In analyzing the five projects described in this chapter, I examined each through a number of lenses: a detailed timeline (see Table 1 below), population identification, key players, initiating factor, goal, program, obstacles, outcomes, and key points of learning and transformation for each project. I considered what people went in with, what happened during the project, how they emerged, and what I learned. Appendix D is a summary of the narrative information offered in the preceding pages.
Working with experiential people is not a smooth or easy process. The preceding five examples are important for the insights they provide into what works and what blocks effective community practice. All five highlight the need for the participation of experiential community members, while reminding us of how complicated that involvement can be.
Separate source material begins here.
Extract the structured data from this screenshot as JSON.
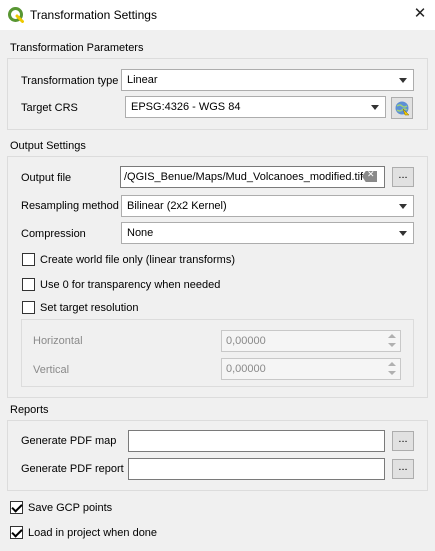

The recognition that people are experts of their own experience does not mean that they can do everything they need to help themselves. Their need for support may be ongoing. Even those who have the capacity for leadership need guidance, advice and support. A need for support does not mean one is not capable; in this case it is a consequence of having lived for years under the shadow of oppression.
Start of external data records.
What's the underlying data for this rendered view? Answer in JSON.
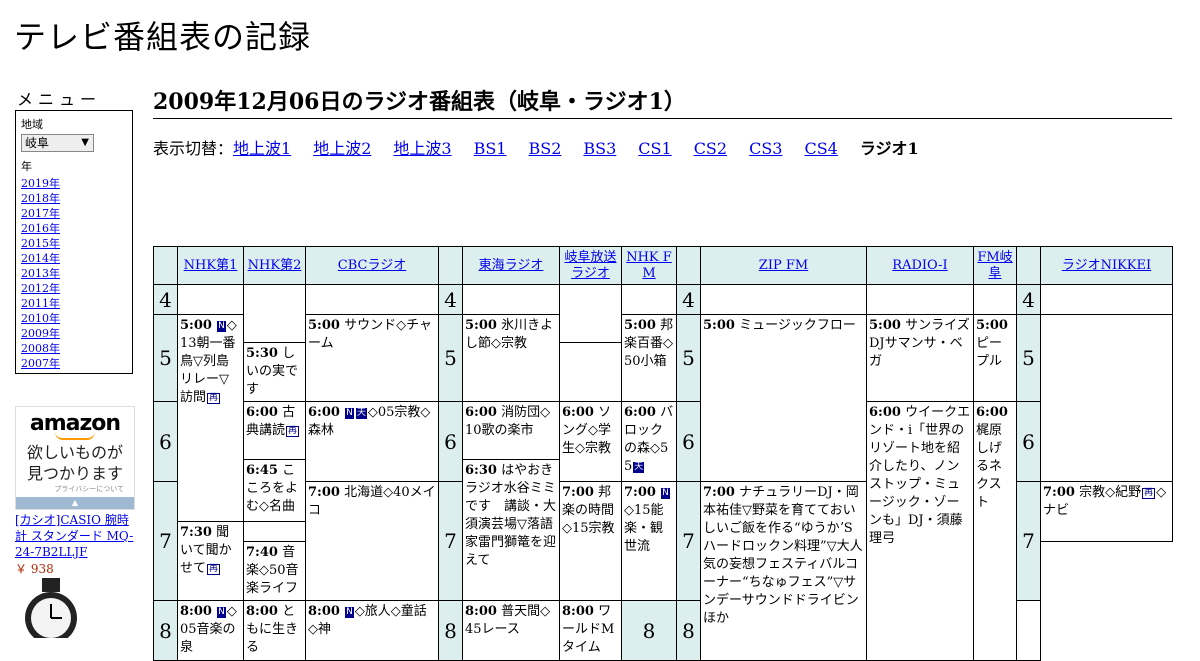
{
  "site_title": "テレビ番組表の記録",
  "menu": {
    "heading": "メニュー",
    "region_label": "地域",
    "region_value": "岐阜",
    "year_label": "年",
    "years": [
      "2019年",
      "2018年",
      "2017年",
      "2016年",
      "2015年",
      "2014年",
      "2013年",
      "2012年",
      "2011年",
      "2010年",
      "2009年",
      "2008年",
      "2007年"
    ]
  },
  "ad": {
    "logo": "amazon",
    "line1": "欲しいものが",
    "line2": "見つかります",
    "privacy": "プライバシーについて",
    "product_title": "[カシオ]CASIO 腕時計 スタンダード MQ-24-7B2LLJF",
    "product_price": "￥ 938"
  },
  "page_title": "2009年12月06日のラジオ番組表（岐阜・ラジオ1）",
  "switcher": {
    "label": "表示切替：",
    "links": [
      "地上波1",
      "地上波2",
      "地上波3",
      "BS1",
      "BS2",
      "BS3",
      "CS1",
      "CS2",
      "CS3",
      "CS4"
    ],
    "current": "ラジオ1"
  },
  "stations": [
    "NHK第1",
    "NHK第2",
    "CBCラジオ",
    "東海ラジオ",
    "岐阜放送ラジオ",
    "NHK FM",
    "ZIP FM",
    "RADIO-I",
    "FM岐阜",
    "ラジオNIKKEI"
  ],
  "hours": [
    "4",
    "5",
    "6",
    "7",
    "8"
  ],
  "icons": {
    "news_mark": "N",
    "rebroadcast_mark": "再",
    "weather_mark": "天"
  },
  "programs": {
    "nhk1_5": {
      "time": "5:00",
      "text": "◇13朝一番　鳥▽列島リレー▽訪問"
    },
    "nhk1_8": {
      "time": "8:00",
      "text": "◇05音楽の泉"
    },
    "nhk2_6": {
      "time": "6:00",
      "text": "古典講読"
    },
    "nhk2_645": {
      "time": "6:45",
      "text": "こころをよむ◇名曲"
    },
    "nhk2_730": {
      "time": "7:30",
      "text": "聞いて聞かせて"
    },
    "nhk2_8": {
      "time": "8:00",
      "text": "ともに生きる"
    },
    "cbc_5": {
      "time": "5:00",
      "text": "サウンド◇チャーム"
    },
    "cbc_6": {
      "time": "6:00",
      "text": "◇05宗教◇森林"
    },
    "cbc_7": {
      "time": "7:00",
      "text": "北海道◇40メイコ"
    },
    "cbc_8": {
      "time": "8:00",
      "text": "◇旅人◇童話◇神"
    },
    "tokai_5": {
      "time": "5:00",
      "text": "氷川きよし節◇宗教"
    },
    "tokai_6": {
      "time": "6:00",
      "text": "消防団◇10歌の楽市"
    },
    "tokai_630": {
      "time": "6:30",
      "text": "はやおきラジオ水谷ミミです　講談・大須演芸場▽落語家雷門獅篭を迎えて"
    },
    "gifu_530": {
      "time": "5:30",
      "text": "しいの実です"
    },
    "gifu_6": {
      "time": "6:00",
      "text": "ソング◇学生◇宗教"
    },
    "gifu_7": {
      "time": "7:00",
      "text": "邦楽の時間◇15宗教"
    },
    "gifu_8": {
      "time": "8:00",
      "text": "普天間◇45レース"
    },
    "nhkfm_5": {
      "time": "5:00",
      "text": "邦楽百番◇50小箱"
    },
    "nhkfm_6": {
      "time": "6:00",
      "text": "バロックの森◇55"
    },
    "nhkfm_7": {
      "time": "7:00",
      "text": "◇15能楽・観世流"
    },
    "nhkfm_8": {
      "time": "8:00",
      "text": "ワールドMタイム"
    },
    "zip_5": {
      "time": "5:00",
      "text": "ミュージックフロー"
    },
    "zip_7": {
      "time": "7:00",
      "text": "ナチュラリーDJ・岡本祐佳▽野菜を育てておいしいご飯を作る“ゆうかʼSハードロックン料理”▽大人気の妄想フェスティバルコーナー“ちなゅフェス”▽サンデーサウンドドライビンほか"
    },
    "radioi_5": {
      "time": "5:00",
      "text": "サンライズDJサマンサ・ベガ"
    },
    "radioi_6": {
      "time": "6:00",
      "text": "ウイークエンド・i「世界のリゾート地を紹介したり、ノンストップ・ミュージック・ゾーンも」DJ・須藤理弓"
    },
    "fmgifu_5": {
      "time": "5:00",
      "text": "ピープル"
    },
    "fmgifu_6": {
      "time": "6:00",
      "text": "梶原しげるネクスト"
    },
    "nikkei_7": {
      "time": "7:00",
      "text": "宗教◇紀野"
    },
    "nikkei_7b": {
      "text": "◇ナビ"
    },
    "nikkei_740": {
      "time": "7:40",
      "text": "音楽◇50音楽ライフ"
    }
  }
}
For some, inclusion will increase their personal power but analyzing their experiences can be restimulating. Sharing the details of their lives can trigger painful and unpleasant memories, and for some, negative reactions may emerge. The change agent needs to anticipate such possibilities and provide support as needed. The work of a change agent with marginalized people is multilayered, profoundly rewarding but very complex. Barriers and obstacles litter the path.
It would be impossible to describe the numerous instances when each of these projects appeared to reach an impasse and we were all tempted to give up. Frustration results from attempting social change in a climate that is not supportive. In order to be effective, transformative community practice requires financial support, difficult to acquire in the current climate of fiscal restraint. Some of the frustration is a result of the inherent difficulty of the task undertaken. Working together to change lives is not an easy or simple matter but if the work is done respectfully and on the advice of the people whose lives are being addressed, then it is possible.
This chapter provided a summary of five transformative community practice projects gleaned from twelve years of working with homeless men, street women, sex workers and sexually exploited youth. In the following pages I share some of what I have learned. It is my belief that transformative community practice crosses disciplines and requires a paradigm shift. The five examples offer an opportunity to study the process of transformative community practice over time. They illustrate stages that commonly occur in a largely consistent sequence, and offer some valuable conclusions. Each story provides detail and examples that allow sound practice be built into a coherent whole. The following three chapters provide an opportunity to better understand the theory of transformative community practice, to examine the process in more detail, and to study the role of the change agent in relation to both the experiential community and the larger community.